, this harsh environment has created an extremely hardy animal, so only minimal housing and predator fencing are needed. The alpaca’s three-chambered stomachs allow for extremely efficient digestion. There are no viable seeds in the manure, because alpacas prefer to only eat tender plant leaves, and will not consume thick plant stems; therefore, alpaca manure does not need composting to enrich pastures or ornamental landscaping. Nail and teeth trimming is needed every six to 12 months, along with annual shearing.
Similar to ruminants, such as cattle and sheep, alpacas have only lower teeth at the front of their mouths; therefore, they do not pull grass up by the roots. Rotating pastures is still important, though, as alpacas have a tendency to regraze an area repeatedly. Alpacas are fiber-producing animals; they do not need to be slaughtered to reap their product, and their fiber is a renewable resource
Renewable resource
A renewable resource is a natural resource with the ability of being replaced through biological or other natural processes and replenished with the passage of time...

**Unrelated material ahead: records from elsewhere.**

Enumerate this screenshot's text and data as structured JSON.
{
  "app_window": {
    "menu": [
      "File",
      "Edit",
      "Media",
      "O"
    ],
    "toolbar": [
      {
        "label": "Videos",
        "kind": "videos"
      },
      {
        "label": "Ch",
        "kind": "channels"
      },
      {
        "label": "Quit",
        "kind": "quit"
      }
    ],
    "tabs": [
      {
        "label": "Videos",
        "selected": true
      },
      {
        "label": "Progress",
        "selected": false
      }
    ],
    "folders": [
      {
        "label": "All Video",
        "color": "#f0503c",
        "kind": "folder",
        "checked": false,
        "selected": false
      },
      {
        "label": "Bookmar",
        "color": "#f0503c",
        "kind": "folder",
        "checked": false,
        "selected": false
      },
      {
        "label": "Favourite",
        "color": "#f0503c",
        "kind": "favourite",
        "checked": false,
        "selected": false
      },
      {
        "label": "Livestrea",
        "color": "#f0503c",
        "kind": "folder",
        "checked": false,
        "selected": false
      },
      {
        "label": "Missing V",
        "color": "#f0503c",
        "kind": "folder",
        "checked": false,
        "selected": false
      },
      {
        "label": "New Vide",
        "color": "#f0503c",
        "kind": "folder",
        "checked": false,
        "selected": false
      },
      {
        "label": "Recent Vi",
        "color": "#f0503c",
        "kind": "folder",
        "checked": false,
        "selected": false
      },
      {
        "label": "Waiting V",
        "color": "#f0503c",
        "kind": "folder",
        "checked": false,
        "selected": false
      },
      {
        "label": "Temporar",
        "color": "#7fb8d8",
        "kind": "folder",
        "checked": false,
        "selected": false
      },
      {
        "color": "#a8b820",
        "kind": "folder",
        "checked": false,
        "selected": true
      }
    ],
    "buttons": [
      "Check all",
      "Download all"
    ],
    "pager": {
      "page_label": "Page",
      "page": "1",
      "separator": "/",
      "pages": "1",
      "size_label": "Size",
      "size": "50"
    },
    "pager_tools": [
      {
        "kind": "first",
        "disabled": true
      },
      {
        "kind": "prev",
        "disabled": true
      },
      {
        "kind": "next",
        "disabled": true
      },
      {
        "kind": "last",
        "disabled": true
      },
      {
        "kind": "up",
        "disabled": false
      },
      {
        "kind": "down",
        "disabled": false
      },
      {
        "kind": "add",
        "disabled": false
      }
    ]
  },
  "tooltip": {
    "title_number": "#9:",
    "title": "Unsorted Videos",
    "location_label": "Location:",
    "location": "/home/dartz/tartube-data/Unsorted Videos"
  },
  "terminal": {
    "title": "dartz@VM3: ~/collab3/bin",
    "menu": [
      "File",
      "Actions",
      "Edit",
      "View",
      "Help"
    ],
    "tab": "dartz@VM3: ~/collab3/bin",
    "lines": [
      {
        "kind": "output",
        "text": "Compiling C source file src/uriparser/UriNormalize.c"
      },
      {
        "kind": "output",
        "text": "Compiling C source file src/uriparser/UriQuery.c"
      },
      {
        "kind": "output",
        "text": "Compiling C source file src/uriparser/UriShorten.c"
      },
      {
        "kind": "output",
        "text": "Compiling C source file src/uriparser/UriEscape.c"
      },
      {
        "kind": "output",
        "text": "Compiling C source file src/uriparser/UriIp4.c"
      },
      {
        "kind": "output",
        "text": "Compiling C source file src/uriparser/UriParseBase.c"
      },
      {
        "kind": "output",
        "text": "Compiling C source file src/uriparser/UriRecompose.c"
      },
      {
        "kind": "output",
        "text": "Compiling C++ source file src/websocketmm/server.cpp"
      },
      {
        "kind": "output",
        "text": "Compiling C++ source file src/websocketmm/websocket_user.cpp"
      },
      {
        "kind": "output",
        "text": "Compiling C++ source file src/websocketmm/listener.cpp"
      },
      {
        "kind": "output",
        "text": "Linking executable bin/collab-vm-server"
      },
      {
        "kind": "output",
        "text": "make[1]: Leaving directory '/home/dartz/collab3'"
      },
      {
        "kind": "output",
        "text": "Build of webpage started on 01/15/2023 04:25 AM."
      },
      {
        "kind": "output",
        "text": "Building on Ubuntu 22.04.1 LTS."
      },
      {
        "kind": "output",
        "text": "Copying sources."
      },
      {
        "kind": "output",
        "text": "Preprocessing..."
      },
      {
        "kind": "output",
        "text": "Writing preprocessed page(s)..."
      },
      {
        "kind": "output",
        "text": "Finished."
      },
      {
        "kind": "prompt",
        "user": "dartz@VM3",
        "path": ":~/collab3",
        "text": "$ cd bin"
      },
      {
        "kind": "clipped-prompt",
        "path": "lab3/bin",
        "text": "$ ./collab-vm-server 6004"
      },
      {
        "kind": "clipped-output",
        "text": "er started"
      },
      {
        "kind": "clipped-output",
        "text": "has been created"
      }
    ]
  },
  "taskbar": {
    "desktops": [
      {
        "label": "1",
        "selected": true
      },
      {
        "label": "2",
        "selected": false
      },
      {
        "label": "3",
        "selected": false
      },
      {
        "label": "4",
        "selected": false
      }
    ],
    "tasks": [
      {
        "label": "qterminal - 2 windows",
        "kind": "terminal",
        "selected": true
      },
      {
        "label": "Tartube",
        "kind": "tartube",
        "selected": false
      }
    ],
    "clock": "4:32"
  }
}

 that grows yearly.

See also

  • Grass Mud Horse
    Grass Mud Horse
    The Grass Mud Horse or Cao Ní Ma is a Chinese Internet meme widely used as a form of symbolic defiance of the widespread Internet censorship in China. It is a play on the Mandarin language words "fuck your mother", and one of the so-called 10 mythical creatures created in a hoax article on Baidu...

    , a parody originating from Mainland China of 2009 that features the alpaca
  • Alpaca fiber
    Alpaca fiber
    Alpaca fleece is the natural fiber harvested from an alpaca. It is light or heavy in weight, depending on how it is spun. It is a soft, durable, luxurious and silky natural fiber. While similar to sheep’s wool, it is warmer, not prickly, and has no lanolin, which makes it hypoallergenic. Alpaca is...


External links